Accusing prime minister António Costa of being “authoritarian”, Mr Gonçalves – standing for Iniciativa Liberal – accuses Portugal’s current Head of State of being “totally absent”.
“This prohibition on mobility between boroughs is so patently unconstitutional that I am perplexed that the President, who is a constitutionalist, is not saying this out loud”, he said.
In Mr Gonçalves’ opinion, President Marcelo Rebelo de Sousa should have put the resolution approved by the Council of Ministers last week to the Constitutional Court.
Indeed, he is so convinced of the basic ‘illegality’ of the decision that he has offered to “help anyone who may be affected by the restrictions imposed by the government”.

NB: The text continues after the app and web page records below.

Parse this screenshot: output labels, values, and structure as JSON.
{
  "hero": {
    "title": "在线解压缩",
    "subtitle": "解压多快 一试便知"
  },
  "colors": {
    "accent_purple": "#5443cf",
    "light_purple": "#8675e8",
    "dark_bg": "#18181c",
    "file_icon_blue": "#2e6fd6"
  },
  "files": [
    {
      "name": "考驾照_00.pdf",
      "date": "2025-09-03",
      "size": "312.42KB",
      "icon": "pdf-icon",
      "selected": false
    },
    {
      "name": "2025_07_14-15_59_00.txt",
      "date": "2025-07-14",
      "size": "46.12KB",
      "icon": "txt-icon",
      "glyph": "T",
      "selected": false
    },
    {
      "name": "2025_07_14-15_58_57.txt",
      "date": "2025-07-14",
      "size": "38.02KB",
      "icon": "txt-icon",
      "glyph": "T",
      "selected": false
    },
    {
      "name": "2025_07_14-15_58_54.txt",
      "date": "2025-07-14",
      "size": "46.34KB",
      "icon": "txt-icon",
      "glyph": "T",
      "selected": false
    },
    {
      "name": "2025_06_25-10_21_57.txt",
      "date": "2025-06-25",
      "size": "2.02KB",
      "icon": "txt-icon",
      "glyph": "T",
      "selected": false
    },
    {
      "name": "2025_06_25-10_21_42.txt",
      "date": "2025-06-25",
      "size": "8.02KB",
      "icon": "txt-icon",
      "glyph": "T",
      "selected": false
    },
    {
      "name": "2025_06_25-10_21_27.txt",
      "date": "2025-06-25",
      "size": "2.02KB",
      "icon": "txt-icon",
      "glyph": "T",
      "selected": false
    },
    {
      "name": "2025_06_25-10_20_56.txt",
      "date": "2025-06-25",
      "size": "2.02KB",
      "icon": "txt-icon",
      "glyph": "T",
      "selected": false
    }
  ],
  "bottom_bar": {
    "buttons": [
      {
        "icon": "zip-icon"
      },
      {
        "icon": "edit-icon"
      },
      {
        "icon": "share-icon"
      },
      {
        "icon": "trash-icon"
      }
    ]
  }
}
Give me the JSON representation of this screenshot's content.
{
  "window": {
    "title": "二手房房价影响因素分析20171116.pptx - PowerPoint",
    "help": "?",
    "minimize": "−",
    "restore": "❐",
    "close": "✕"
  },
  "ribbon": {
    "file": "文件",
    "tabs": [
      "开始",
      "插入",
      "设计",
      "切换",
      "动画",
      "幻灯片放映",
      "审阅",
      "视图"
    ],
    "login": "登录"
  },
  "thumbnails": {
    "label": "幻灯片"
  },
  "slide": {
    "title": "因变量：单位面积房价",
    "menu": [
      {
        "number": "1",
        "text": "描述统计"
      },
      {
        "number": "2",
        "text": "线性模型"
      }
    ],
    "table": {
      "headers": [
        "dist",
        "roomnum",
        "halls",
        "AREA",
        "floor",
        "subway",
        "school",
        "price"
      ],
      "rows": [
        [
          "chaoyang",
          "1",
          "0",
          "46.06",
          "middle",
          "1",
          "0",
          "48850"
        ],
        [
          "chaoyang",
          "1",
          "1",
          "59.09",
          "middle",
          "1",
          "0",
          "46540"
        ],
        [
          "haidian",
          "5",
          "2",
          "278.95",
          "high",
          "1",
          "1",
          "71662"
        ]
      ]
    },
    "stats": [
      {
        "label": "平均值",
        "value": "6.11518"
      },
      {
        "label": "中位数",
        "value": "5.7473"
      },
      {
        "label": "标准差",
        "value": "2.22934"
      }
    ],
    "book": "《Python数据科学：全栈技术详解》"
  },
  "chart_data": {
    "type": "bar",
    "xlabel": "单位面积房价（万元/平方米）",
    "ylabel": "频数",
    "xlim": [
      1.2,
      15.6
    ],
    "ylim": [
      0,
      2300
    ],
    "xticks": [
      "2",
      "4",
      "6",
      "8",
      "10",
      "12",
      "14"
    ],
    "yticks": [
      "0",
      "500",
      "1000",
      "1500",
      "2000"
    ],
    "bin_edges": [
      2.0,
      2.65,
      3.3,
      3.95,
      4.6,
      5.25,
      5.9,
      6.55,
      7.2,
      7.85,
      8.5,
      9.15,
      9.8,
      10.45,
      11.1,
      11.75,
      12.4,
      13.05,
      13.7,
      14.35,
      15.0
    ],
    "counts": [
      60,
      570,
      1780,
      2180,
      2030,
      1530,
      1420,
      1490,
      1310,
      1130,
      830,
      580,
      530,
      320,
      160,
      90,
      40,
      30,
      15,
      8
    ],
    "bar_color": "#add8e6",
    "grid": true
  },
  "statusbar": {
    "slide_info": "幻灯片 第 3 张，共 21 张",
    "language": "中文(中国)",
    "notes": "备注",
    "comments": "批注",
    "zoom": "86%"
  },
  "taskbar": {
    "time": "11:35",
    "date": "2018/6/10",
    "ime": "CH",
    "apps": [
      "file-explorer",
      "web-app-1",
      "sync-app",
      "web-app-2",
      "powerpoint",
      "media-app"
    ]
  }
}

As we have reported earlier this week, there are a number of exceptions to the rules coming into place for the next five days (click here). But even so, many feel unnecessarily confined and furious.
Mr Goncalves, 43 – from Porto – told Público/ RR: “As a citizen and a lawyer, I will be ready to defend any citizen who sees his/ her right to freedom of circulation constrained this weekend.
“This generic prohibition is absolutely illegal, and a sign that the government does not feel limited in what it thinks it can do. It does not feel limited by the Constitution and this is a lapse that cannot be accepted”.
Talking specifically about the prime minister, Mr Gonçalves told his interviewers that António Costa “says he doesn’t like being authoritarian”. This doesn’t apply “if people do not do what he says – and this is clear confirmation that he does like being authoritarian”.
Candidate in a presidential ‘race’ going on almost in silence due to the pandemic, Mr Gonçalves stressed the country is witnessing “a lot of bad decisions by the government to the pandemic”.
His words will have put even more fire in the bellies of many who have taken to the streets recently to protest measures put in place without any form of democratic debate.
As we write, new protests are forming in Lisbon against what people see as the likely declaration of a new State of Emergency ‘coming any day’.
Their arguments are that the virus is not a good enough excuse to remove people’s basic rights and freedoms particularly as it has such high survival rates.